'Aavesham' review: This Fahadh Faasil movie is a fun ride

The film maintains a celebratory mood from beginning till end


Filmmaker Jithu Madhavan operates much like a skilled chemist; he meticulously adheres to the tried-and-tested "formulas" required for his subject to cook up success. His debut film, Romancham, was the perfect blend for theatrical success by combining elements of traditional horror with wit. Now, with Aavesham (Excitement), he ventures into another genre-blender—a mobster comedy—adhering closely to established genre conventions, tropes, and plot devices. 

The cornerstone of any mobster comedy lies in its eccentric central character. On-screen, Fahadh Faasil as Rangan, a Bengaluru-based don, embodies this eccentricity flawlessly. The film boldly opens with a title card declaring its intent to "re-introduce" Fahadh Faasil. This reviewer found that the filmmaker lives up to that claim, reintroducing FaFa (Faasil, as his fans call him) in a role where he skillfully blends narcissism, absurdity, and the quirks of a don with continuous wit and light-heartedness. While FaFa previously portrayed the psychopathic character Shammi in Kumbalangi Nights, Aavesham's Rangan exudes a different kind of frenetic energy, showcasing a new facet of his acting prowess.
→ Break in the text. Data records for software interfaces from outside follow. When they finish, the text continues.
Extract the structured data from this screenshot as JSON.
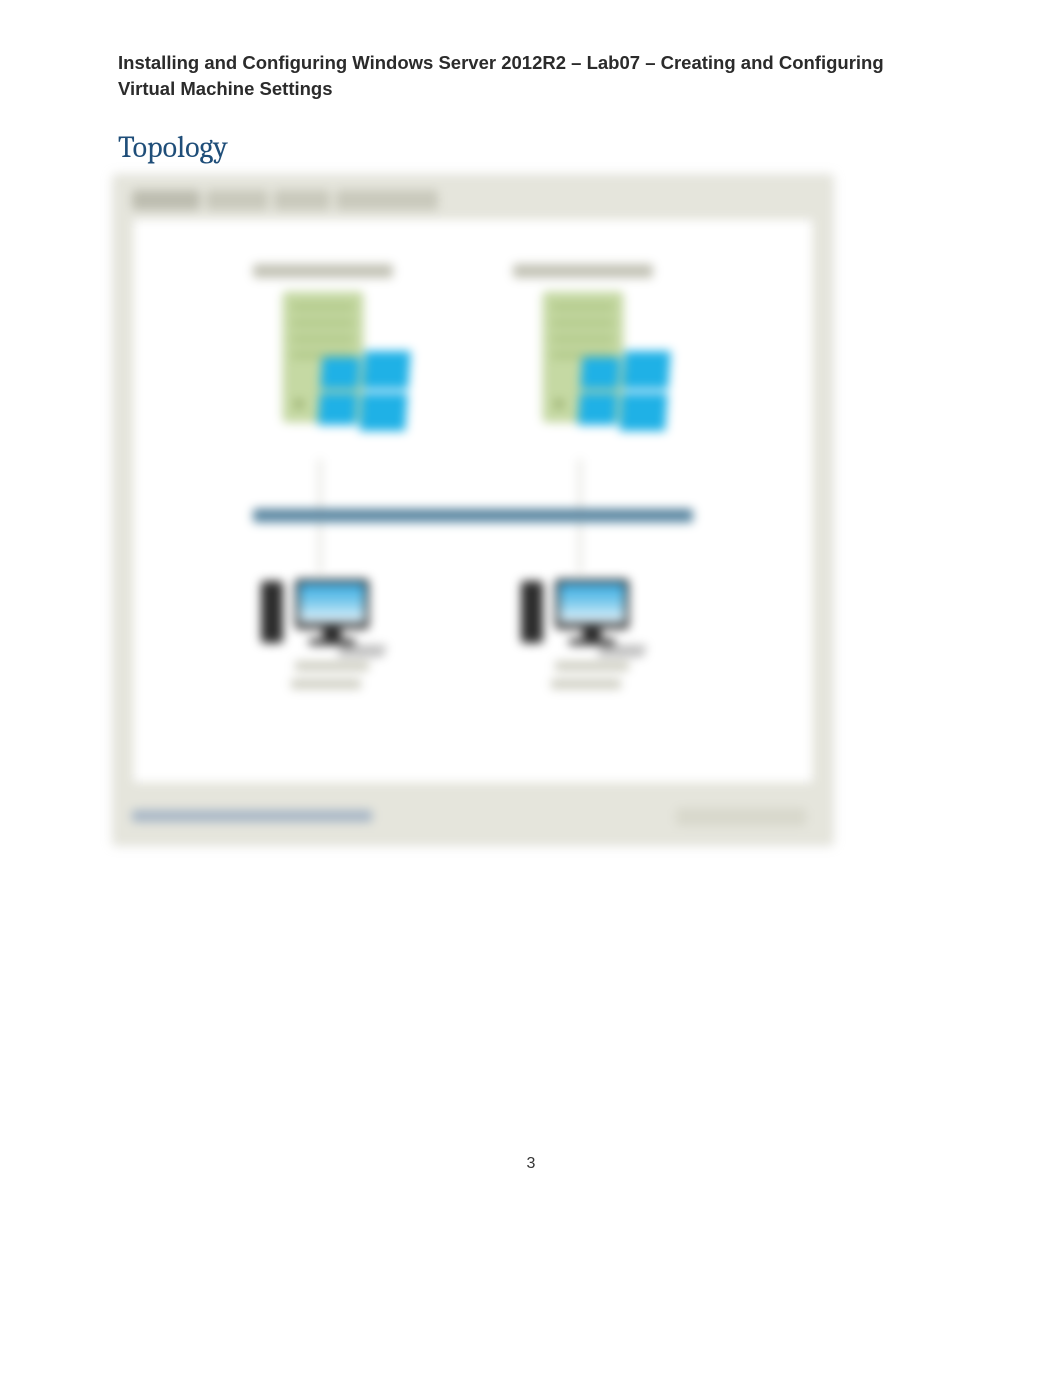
{
  "header": {
    "title": "Installing and Configuring Windows Server 2012R2 – Lab07 – Creating and Configuring Virtual Machine Settings"
  },
  "section": {
    "heading": "Topology"
  },
  "page": {
    "number": "3"
  }
}
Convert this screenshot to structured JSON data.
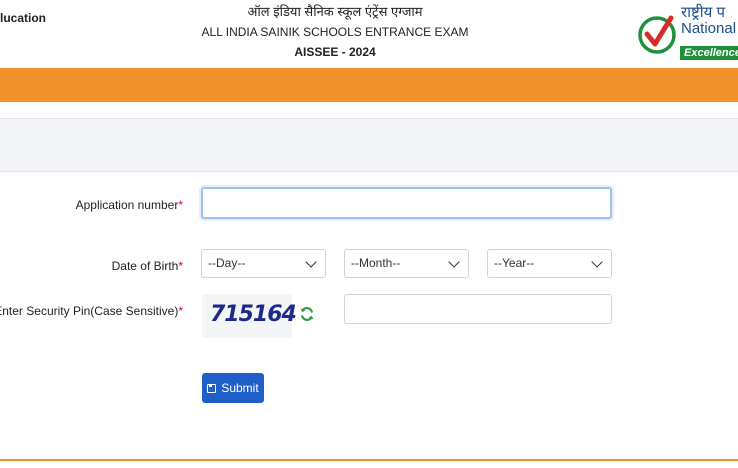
{
  "header": {
    "left_text": "lucation",
    "title_hindi": "ऑल इंडिया सैनिक स्कूल एंट्रेंस एग्जाम",
    "title_english": "ALL INDIA SAINIK SCHOOLS ENTRANCE EXAM",
    "subtitle": "AISSEE - 2024",
    "logo": {
      "hindi_text": "राष्ट्रीय प",
      "english_text": "National T",
      "tagline": "Excellence",
      "icon": "checkmark-logo-icon"
    }
  },
  "form": {
    "application_number": {
      "label": "Application number",
      "required_mark": "*",
      "value": ""
    },
    "date_of_birth": {
      "label": "Date of Birth",
      "required_mark": "*",
      "day": "--Day--",
      "month": "--Month--",
      "year": "--Year--"
    },
    "security_pin": {
      "label": "Enter Security Pin(Case Sensitive)",
      "required_mark": "*",
      "captcha_text": "715164",
      "refresh_icon": "refresh-icon",
      "value": ""
    },
    "submit_label": "Submit",
    "submit_icon": "save-icon"
  },
  "colors": {
    "orange": "#f0922b",
    "button": "#1e5fc8",
    "refresh": "#2a9a3a",
    "logo_green": "#1f8f3a",
    "logo_blue": "#1b4d8c"
  }
}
The central plot of Aavesham revolves around a classic 'fish-out-of-water scenario,' wherein three college students find themselves entangled in unexpected circumstances. Debutants Hipzter, Mithun Jai Sankar, and Roshan Shanavas portray these students who inadvertently become entwined with the mobster Rangan. Ego with college seniors leads them to Rangan, but from there, they become ensnared in a series of absurd situations that even jeopardize their lives. Madhavan skilfully ensures that his seemingly hollow plot is elevated by entertaining absurd humour and outlandish scenarios that defy logic and reason. Throughout, the film maintains a light-hearted tone while exploring themes of power struggles and the complexities of everyday existence.

Friendship between a mob boss and his henchmen, or a ragtag group of misfits thrown together by circumstance, are common tropes in successful mobster comedies. In Aavesham, audiences will encounter both of these scenarios. Sajin Gopu delivers a stellar performance as Rangan’s henchman, Amban, whose costume evokes memories of Vikraman from Balarama’s Maayavi comics.
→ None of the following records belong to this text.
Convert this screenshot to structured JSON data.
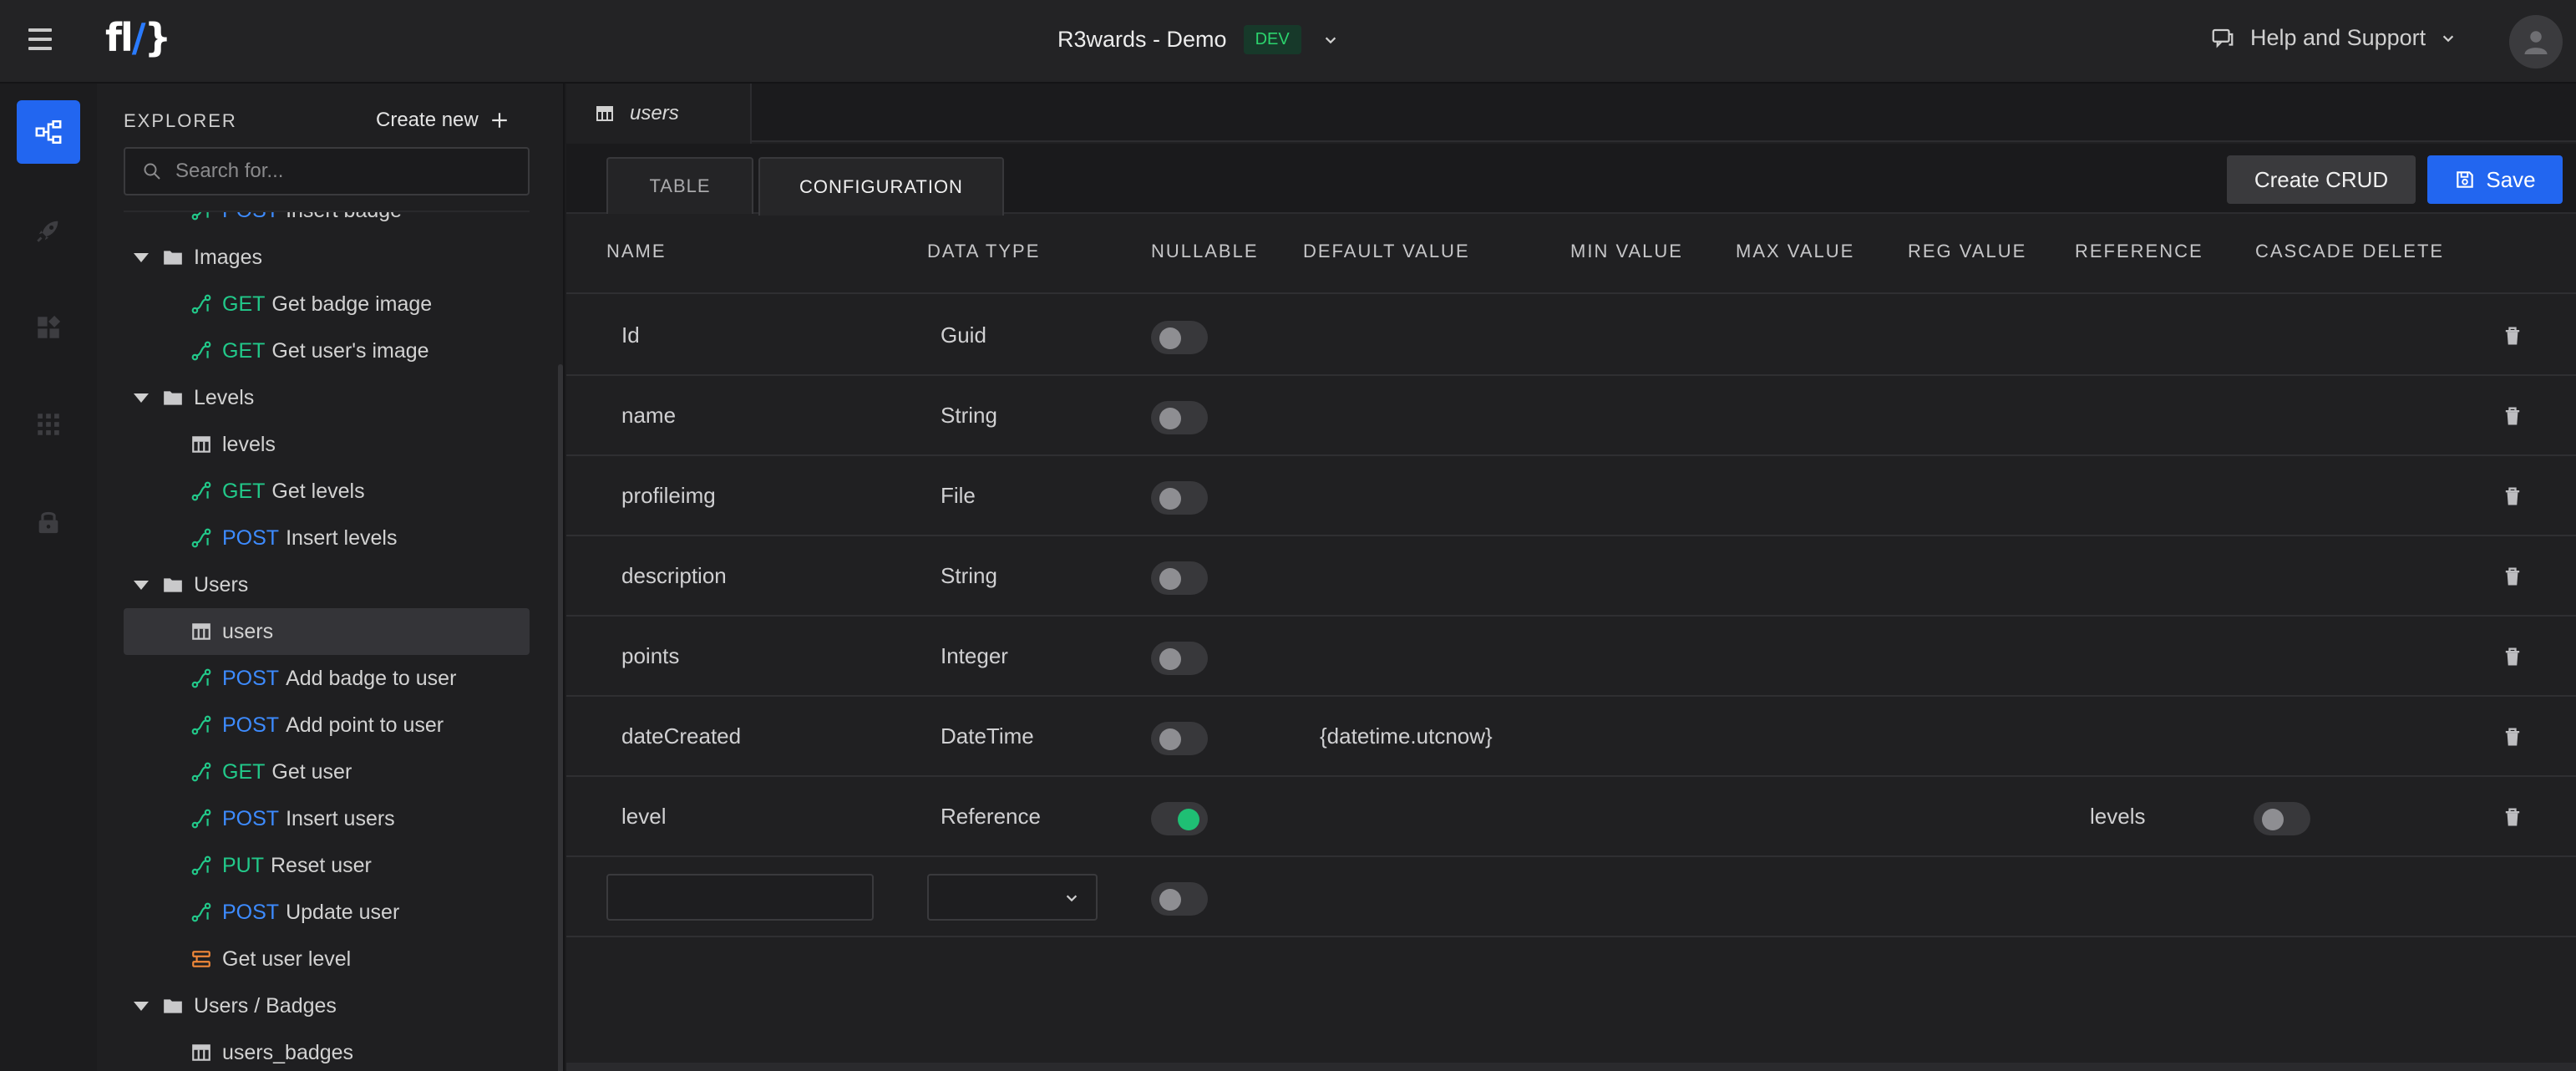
{
  "header": {
    "logo": "fl/}",
    "project_name": "R3wards - Demo",
    "env_badge": "DEV",
    "help_label": "Help and Support"
  },
  "explorer": {
    "title": "EXPLORER",
    "create_new": "Create new",
    "search_placeholder": "Search for...",
    "items": [
      {
        "kind": "leaf",
        "type": "endpoint",
        "method": "POST",
        "label": "Insert badge"
      },
      {
        "kind": "folder",
        "label": "Images"
      },
      {
        "kind": "leaf",
        "type": "endpoint",
        "method": "GET",
        "label": "Get badge image"
      },
      {
        "kind": "leaf",
        "type": "endpoint",
        "method": "GET",
        "label": "Get user's image"
      },
      {
        "kind": "folder",
        "label": "Levels"
      },
      {
        "kind": "leaf",
        "type": "table",
        "method": "",
        "label": "levels"
      },
      {
        "kind": "leaf",
        "type": "endpoint",
        "method": "GET",
        "label": "Get levels"
      },
      {
        "kind": "leaf",
        "type": "endpoint",
        "method": "POST",
        "label": "Insert levels"
      },
      {
        "kind": "folder",
        "label": "Users"
      },
      {
        "kind": "leaf",
        "type": "table",
        "method": "",
        "label": "users",
        "selected": true
      },
      {
        "kind": "leaf",
        "type": "endpoint",
        "method": "POST",
        "label": "Add badge to user"
      },
      {
        "kind": "leaf",
        "type": "endpoint",
        "method": "POST",
        "label": "Add point to user"
      },
      {
        "kind": "leaf",
        "type": "endpoint",
        "method": "GET",
        "label": "Get user"
      },
      {
        "kind": "leaf",
        "type": "endpoint",
        "method": "POST",
        "label": "Insert users"
      },
      {
        "kind": "leaf",
        "type": "endpoint",
        "method": "PUT",
        "label": "Reset user"
      },
      {
        "kind": "leaf",
        "type": "endpoint",
        "method": "POST",
        "label": "Update user"
      },
      {
        "kind": "leaf",
        "type": "function",
        "method": "",
        "label": "Get user level"
      },
      {
        "kind": "folder",
        "label": "Users / Badges"
      },
      {
        "kind": "leaf",
        "type": "table",
        "method": "",
        "label": "users_badges"
      }
    ]
  },
  "main": {
    "file_tab": "users",
    "tabs": [
      "TABLE",
      "CONFIGURATION"
    ],
    "active_tab": "CONFIGURATION",
    "create_crud": "Create CRUD",
    "save": "Save",
    "columns": [
      "NAME",
      "DATA TYPE",
      "NULLABLE",
      "DEFAULT VALUE",
      "MIN VALUE",
      "MAX VALUE",
      "REG VALUE",
      "REFERENCE",
      "CASCADE DELETE"
    ],
    "rows": [
      {
        "name": "Id",
        "type": "Guid",
        "nullable": false,
        "default": "",
        "reference": "",
        "cascade": null
      },
      {
        "name": "name",
        "type": "String",
        "nullable": false,
        "default": "",
        "reference": "",
        "cascade": null
      },
      {
        "name": "profileimg",
        "type": "File",
        "nullable": false,
        "default": "",
        "reference": "",
        "cascade": null
      },
      {
        "name": "description",
        "type": "String",
        "nullable": false,
        "default": "",
        "reference": "",
        "cascade": null
      },
      {
        "name": "points",
        "type": "Integer",
        "nullable": false,
        "default": "",
        "reference": "",
        "cascade": null
      },
      {
        "name": "dateCreated",
        "type": "DateTime",
        "nullable": false,
        "default": "{datetime.utcnow}",
        "reference": "",
        "cascade": null
      },
      {
        "name": "level",
        "type": "Reference",
        "nullable": true,
        "default": "",
        "reference": "levels",
        "cascade": false
      }
    ]
  },
  "colors": {
    "accent": "#2266f0",
    "get": "#22c98a",
    "post": "#3d8bff",
    "toggle_on": "#1fbf74"
  }
}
The film's first half is tightly edited, but there is a noticeable dip in pace during the initial portions of the second half. Additionally, there are moments where this reviewer felt somewhat detached from the tensions experienced by the trio. But towards the climax, the film once again gets charged up and takes the audience on a rollercoaster ride into the world of madness exhibited by Rangan. FaFa, as a performer, brings out his complete form only in those climax portions.

The script contains multiple clichéd moments. However, Madhavan cleverly covers these cliches with witty one-liners and banter, and FaFa’s “Eda Mone” catchphrase is likely to earn an iconic place in Malayalam pop culture. Even when the film takes several freakish turns, the filmmaker abstains from any kind of forced or slapstick comedy elements. Instead, it is in the dialogues crackling with energy and wit that Madhavan puts his trust to engage the audience. On multiple occasions, the film builds up an emotional scene and then eases the audience with light comedy.

Mashar Hamsa’s costume designs and Chethan Dsouza’s action choreography deserve praise, showcasing excellence on the technical side. Sushin Shyam delivers energy-pumping soundtracks, while Samir Thahir vividly captures the transition from thug life to the Insta reel life of Rangan.

The film maintains a celebratory mood from beginning to end, catering primarily to a youthful audience. Female characters and elements of romance or love are almost non-existent, with the plot heavily invested in male ego and adrenaline rushes. Aavesham is adorned with references from a variety of films, ranging from the iconic Hollywood film The Shining to Madhavan’s debut film, Romancham.

Final Thoughts: If you're in search of a drama adhering to the confines of realism, Aavesham may not be the right pick for you. However, if your intention is to just chill and celebrate in this festival season, the movie won’t disappoint. 

Movie: Aavesham

Director: Jithu Madhavan

Cast: Fahadh Faasil, Mithun Jai Sankar, Roshan Shanavas

Rating: 3.5/5

Join our WhatsApp Channel to get the latest news, exclusives and videos on WhatsApp

*Articles appearing as INFOCUS/THE WEEK FOCUS are marketing initiatives